A LOT of powerful people are trying very hard to make non-Muslim Australia scared of Muslims at the moment. Which makes now a good time to think about things we should and shouldn’t be scared about.
Growing up with a Christian education in the Canberra of the ‘80s and a love of history, my upbringing gave me the same unease of Islam that government and parts of the media are trying to tap into.
But living in London for a few years knocked that out of me fast.
A week after starting work in a West London cinema, one of the long-serving staff, Mohammed (or “Mo” to all who knew him) was having a farewell gathering and I went along with my last five-pound note to show willing.
Having quickly exhausted my finances I went to say farewell to Mo and wish him well in the future.
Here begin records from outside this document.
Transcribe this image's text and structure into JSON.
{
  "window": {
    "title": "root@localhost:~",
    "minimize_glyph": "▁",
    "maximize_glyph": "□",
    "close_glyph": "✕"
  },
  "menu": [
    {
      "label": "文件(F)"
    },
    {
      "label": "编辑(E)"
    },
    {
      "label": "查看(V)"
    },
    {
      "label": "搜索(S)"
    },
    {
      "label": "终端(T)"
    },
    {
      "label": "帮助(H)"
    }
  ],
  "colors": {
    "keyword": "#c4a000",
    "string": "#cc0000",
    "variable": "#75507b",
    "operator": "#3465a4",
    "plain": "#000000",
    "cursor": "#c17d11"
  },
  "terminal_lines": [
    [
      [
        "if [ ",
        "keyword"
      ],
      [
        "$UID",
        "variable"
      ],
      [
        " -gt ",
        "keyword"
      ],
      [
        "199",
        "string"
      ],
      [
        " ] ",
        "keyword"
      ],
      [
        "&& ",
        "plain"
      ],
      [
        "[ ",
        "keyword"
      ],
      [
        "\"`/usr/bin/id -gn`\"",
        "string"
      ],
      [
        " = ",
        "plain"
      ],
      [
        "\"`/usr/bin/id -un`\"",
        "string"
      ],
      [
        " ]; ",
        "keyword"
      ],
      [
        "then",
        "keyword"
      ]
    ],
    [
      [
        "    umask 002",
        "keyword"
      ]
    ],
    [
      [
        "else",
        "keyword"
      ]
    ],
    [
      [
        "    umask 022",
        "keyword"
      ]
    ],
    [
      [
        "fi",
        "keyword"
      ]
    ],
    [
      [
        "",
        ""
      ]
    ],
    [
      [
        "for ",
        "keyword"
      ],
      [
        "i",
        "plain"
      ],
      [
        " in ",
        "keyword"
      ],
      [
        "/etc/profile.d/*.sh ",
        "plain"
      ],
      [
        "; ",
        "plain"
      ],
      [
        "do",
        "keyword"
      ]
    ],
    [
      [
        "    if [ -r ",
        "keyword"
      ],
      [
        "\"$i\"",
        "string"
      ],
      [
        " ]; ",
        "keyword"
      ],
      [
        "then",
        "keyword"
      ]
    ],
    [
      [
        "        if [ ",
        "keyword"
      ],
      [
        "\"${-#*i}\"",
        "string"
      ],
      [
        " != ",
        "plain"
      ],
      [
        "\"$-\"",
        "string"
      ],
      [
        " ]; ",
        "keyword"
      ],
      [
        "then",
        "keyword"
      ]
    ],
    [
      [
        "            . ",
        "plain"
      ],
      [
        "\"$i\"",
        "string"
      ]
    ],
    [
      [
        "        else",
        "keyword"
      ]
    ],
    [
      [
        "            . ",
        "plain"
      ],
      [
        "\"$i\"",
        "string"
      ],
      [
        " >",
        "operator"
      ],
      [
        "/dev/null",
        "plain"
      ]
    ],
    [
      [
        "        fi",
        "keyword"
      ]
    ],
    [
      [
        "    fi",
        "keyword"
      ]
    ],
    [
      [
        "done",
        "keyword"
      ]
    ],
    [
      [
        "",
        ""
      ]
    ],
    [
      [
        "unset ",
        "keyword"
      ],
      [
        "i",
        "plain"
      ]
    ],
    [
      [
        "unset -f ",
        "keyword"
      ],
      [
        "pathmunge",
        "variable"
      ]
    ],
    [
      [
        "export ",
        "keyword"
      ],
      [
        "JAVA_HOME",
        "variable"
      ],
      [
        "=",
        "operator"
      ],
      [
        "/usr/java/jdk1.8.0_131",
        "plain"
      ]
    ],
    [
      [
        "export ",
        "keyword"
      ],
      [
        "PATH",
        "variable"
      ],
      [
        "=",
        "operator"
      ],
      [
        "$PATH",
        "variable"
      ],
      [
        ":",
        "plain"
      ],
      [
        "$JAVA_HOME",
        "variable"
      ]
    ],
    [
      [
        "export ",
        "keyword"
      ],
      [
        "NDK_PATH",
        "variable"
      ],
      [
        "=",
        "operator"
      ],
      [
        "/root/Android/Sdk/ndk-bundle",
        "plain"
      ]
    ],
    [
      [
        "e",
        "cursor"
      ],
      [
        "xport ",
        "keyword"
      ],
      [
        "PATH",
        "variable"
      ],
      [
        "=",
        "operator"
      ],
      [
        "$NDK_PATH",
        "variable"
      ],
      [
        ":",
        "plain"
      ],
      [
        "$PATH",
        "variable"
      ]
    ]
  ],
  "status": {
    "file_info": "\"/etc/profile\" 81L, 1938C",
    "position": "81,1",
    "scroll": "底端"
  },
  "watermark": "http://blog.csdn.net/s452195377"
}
He asked why I was leaving so early, I explained I had no more money to spend at the bar.
“Stay,” he said, “I’ll get you a beer.”
This from a man I’d known for just a couple of days, with no realistic prospect of ever seeing again.
This did not in any way conform to the view of Islam I’d gained from growing up in Canberra reading Australian newspapers.
Being young and inquisitive (and with it occasionally rude in an unwitting way) I asked how he married drinking beer with his faith.
He shrugged and explained that how he lived his faith was between himself and Allah.
A few years living in the lower end of London’s socio-economic spectrum taught me that Muslims are much like us and that while some of them can, from time to time, be real bastards; it wasn’t often in any greater percentage than any other group of people I’ve come across.
For that matter, I’ve had a lot more fun banging around Muslim cities such as Jakarta and Kuala Lumpur than the more fanatically Christian parts of the American South where it’s much harder to get a drink and they’re a lot quicker to start shooting at strangers.
What then to make of the media and the government trying to whip us into a frenzy over the Islamist menace?
Let’s be clear, fear sells newspapers and if the front page says “everything is pretty much okay” few people are going to pick one up and buy it.
In the case of the Government they’ve made clear they want another massive expansion of the Security State, which is a beast that has been serving its own ends since World War II.
Author John Birmingham recently explained the baffling metadata debate by pointing out that, in the US, the National Security Agency’s general counsel, Stewart Baker, has said: “Metadata absolutely tells you everything about somebody’s life.”
Whereas US general Michael Hayden says: “We kill people based on metadata.”
Or to put it together: “We need to know everything. So we can kill you.”
What the big social media sites do with our personal data will have to wait for another column.
But trust me on this, Muslims are far, far down the list of things you should be getting worried about.